Roll Out the Rain Barrels!!
Nearly 42 artfully decorated rain barrels were unveiled today at the Cincinnati Zoo’s “Go Green Garden”. Hamilton County Commissioner, Todd Portune served as the keynote speaker at today’s event. Several of the artists participated in the event along with officials from the Zoo.
“These rain barrels are a fantastic opportunity to help showcase a simple way to conserve water and have some fun along the way. I am confident that most area residents would be proud to display one of these barrels in their yard,” said Portune. He sees the rain barrels as a vivid symbol that helps area citizens recognize our regional water quantity issues. “Obviously a single rain barrel will not make the combined sewer problem go away. But collectively, a concerted action by homeowners countywide will become part of what the average citizen can do to conserve water.”
The program began last fall with the recruiting of artists. “We reached out to artists throughout the region,” said Ken Perica, Rain Barrel Program Coordinator. “Our primary goal is to educate the public about water conservation and we chose to do it with these beautiful products.” Rain barrels are growing in popularity but one of their drawbacks is their dull and drab appearance. “When you look around the garden here, it is difficult to select a favorite. I think the public will be very excited once they become available at the upcoming auction,” said Perica.
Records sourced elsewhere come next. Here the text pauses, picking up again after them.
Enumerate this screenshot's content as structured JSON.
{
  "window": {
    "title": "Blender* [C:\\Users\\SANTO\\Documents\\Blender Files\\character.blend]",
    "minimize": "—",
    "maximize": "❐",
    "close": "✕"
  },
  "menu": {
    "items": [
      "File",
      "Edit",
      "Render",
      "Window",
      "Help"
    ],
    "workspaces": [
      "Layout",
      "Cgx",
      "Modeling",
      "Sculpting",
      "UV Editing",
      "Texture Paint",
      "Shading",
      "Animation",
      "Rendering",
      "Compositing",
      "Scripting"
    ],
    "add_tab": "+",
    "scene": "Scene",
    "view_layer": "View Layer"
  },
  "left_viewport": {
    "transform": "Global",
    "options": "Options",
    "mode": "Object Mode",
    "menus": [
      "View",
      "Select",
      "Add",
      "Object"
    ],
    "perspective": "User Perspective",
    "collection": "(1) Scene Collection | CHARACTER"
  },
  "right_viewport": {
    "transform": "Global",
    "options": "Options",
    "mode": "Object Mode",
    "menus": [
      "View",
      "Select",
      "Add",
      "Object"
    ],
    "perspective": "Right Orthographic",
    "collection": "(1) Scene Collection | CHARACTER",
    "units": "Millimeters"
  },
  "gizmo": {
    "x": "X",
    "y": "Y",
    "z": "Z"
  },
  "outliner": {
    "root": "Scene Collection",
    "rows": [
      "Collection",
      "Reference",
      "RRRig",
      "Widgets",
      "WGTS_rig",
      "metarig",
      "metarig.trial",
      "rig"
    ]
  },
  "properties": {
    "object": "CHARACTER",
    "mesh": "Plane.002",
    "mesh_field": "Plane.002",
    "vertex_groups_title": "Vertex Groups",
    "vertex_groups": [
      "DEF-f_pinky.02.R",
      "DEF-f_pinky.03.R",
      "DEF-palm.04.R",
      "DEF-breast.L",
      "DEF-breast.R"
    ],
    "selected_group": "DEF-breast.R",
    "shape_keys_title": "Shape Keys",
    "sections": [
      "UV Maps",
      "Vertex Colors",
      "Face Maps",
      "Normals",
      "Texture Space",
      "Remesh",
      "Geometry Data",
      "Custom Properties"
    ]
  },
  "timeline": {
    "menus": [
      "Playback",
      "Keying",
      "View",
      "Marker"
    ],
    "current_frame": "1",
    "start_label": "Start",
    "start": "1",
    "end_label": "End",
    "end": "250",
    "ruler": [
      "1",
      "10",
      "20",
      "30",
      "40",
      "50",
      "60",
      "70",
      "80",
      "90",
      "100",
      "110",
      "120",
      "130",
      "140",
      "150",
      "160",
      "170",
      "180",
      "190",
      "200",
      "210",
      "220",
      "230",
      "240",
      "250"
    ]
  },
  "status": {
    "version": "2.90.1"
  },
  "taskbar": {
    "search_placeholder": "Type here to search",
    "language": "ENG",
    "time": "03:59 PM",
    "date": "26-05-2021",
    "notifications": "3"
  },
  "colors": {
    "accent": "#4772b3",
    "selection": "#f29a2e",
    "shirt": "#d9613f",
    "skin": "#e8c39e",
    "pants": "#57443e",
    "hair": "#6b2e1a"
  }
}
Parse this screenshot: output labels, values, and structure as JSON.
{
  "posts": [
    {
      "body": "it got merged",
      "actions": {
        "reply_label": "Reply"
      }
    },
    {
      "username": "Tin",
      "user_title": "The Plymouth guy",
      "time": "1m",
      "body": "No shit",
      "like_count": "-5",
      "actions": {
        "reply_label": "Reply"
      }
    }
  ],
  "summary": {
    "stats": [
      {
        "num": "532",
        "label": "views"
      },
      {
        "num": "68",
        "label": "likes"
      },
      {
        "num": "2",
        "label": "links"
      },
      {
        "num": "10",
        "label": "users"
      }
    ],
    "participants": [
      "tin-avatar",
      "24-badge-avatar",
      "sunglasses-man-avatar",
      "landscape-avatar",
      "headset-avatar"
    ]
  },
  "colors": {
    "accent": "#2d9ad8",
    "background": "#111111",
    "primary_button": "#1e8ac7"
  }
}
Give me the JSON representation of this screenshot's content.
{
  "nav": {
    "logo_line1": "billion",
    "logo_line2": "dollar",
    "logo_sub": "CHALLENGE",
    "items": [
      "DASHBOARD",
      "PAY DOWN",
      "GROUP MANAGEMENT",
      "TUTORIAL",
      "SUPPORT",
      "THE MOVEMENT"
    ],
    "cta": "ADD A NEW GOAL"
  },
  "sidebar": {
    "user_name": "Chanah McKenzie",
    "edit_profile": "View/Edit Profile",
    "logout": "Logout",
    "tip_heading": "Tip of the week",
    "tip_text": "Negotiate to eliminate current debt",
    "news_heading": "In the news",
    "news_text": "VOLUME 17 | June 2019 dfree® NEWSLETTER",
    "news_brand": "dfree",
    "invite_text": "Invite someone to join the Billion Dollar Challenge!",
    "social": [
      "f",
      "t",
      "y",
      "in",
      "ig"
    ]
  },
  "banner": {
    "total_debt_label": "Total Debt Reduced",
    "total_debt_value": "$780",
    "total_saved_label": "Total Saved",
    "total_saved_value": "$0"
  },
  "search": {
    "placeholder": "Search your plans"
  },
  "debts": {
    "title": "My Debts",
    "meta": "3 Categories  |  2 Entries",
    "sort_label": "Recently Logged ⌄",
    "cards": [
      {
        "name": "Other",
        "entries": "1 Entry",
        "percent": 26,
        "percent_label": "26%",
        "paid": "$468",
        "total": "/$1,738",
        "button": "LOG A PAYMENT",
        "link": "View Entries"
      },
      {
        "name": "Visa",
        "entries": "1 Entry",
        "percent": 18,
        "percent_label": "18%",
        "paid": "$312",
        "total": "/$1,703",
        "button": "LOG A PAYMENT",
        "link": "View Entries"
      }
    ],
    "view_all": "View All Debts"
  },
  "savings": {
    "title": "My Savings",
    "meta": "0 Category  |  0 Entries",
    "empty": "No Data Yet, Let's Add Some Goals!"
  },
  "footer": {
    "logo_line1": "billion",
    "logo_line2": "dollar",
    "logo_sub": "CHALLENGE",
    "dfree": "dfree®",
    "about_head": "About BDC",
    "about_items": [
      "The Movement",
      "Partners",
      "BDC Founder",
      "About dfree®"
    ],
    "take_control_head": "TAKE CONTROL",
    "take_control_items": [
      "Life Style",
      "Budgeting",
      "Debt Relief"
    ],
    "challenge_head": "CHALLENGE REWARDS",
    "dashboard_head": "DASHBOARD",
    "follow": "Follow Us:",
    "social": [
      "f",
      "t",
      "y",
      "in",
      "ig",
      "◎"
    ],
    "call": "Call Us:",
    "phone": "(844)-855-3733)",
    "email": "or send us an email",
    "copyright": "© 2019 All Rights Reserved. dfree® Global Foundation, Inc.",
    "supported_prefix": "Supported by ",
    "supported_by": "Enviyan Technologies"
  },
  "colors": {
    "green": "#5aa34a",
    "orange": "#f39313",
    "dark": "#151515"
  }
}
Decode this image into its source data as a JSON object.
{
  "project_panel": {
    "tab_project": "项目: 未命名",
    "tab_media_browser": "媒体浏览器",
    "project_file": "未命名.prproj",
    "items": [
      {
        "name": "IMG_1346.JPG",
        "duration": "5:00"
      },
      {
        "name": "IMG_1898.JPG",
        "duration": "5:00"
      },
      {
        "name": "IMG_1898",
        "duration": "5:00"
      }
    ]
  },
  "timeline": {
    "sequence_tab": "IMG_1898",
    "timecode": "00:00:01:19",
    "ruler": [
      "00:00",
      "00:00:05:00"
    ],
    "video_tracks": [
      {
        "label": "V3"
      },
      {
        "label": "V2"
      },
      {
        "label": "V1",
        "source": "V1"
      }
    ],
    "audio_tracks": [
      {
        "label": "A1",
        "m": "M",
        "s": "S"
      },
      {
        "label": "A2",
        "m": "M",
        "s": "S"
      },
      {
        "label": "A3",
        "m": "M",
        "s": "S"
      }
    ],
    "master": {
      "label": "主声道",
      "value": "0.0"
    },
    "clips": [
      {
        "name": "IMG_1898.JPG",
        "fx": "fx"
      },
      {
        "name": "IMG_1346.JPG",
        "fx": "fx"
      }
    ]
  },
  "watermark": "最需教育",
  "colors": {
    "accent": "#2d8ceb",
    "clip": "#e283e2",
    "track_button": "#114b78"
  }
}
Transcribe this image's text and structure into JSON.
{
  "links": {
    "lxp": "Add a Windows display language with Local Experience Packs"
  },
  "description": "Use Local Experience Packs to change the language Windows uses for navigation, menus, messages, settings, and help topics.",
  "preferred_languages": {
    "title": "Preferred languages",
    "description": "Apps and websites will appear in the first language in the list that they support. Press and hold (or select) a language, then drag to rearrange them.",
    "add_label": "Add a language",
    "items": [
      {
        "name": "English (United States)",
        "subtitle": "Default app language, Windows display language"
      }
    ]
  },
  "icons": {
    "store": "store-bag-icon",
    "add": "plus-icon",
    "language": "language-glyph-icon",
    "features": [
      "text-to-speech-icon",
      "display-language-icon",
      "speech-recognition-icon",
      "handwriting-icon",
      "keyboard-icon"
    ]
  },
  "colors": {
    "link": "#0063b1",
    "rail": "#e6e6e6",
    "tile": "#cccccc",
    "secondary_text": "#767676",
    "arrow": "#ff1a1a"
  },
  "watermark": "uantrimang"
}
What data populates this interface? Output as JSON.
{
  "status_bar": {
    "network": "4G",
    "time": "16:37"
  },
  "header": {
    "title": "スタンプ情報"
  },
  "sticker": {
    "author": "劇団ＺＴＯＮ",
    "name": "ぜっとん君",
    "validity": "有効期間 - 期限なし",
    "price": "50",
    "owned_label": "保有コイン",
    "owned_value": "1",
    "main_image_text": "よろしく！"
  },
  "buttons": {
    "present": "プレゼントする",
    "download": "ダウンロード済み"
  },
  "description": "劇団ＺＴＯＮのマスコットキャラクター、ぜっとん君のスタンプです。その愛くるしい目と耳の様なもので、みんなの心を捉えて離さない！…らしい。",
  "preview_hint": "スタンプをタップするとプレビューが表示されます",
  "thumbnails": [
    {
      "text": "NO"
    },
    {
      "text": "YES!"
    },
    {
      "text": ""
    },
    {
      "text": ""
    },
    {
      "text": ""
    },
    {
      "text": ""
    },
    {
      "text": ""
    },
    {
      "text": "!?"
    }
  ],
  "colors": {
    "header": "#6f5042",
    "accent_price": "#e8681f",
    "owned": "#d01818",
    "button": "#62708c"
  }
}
On April 18th, selected rain barrels will be part of a silent auction during the Party for the Planet celebration in conjunction with the Tunes ‘n Blooms music festival. The auction will be hosted by the organization – “Save Local Waters”. The event begins at 5 pm and will be part of the Cincinnati Zoo & Botanical Garden’s “Party for the Planet” Earth Day Celebration.
The Cincinnati Zoo is an active partner in the ‘Save Local Waters’ rain barrel project. “As the greenest zoo in America, we are always looking for ways to inspire our community to take small actions that can impact the wild places and faces we are committed to protect,” said the Zoo’s Sustainability Coordinator Sophia Cifuentes. “These rain barrels are a great example of how we can do just that. Not only are they an easy (and beautiful) way to harness rainwater, but many of the artists that painted the barrels engaged in conversations about ecology and environmental stewardship.”
The project was initiated through “Save Local Waters,” an initiative created by the Regional Storm Water Collaborative (RSWC). The RSWC is composed of representatives from Storm Water Districts, Municipalities, Soil and Water Conservation Districts, and partner organizations from throughout the Ohio River Valley. The Collaborative uses mass media and shared resources to raise awareness about regional environmental quality issues. This includes education to the general public regarding proper storm water practices along with other sustainable water quality and water conservation actions.
For additional information, contact Ken Perica at firstname.lastname@example.org 513.659.5902. Or visit the web site www.savelocalwaters.org.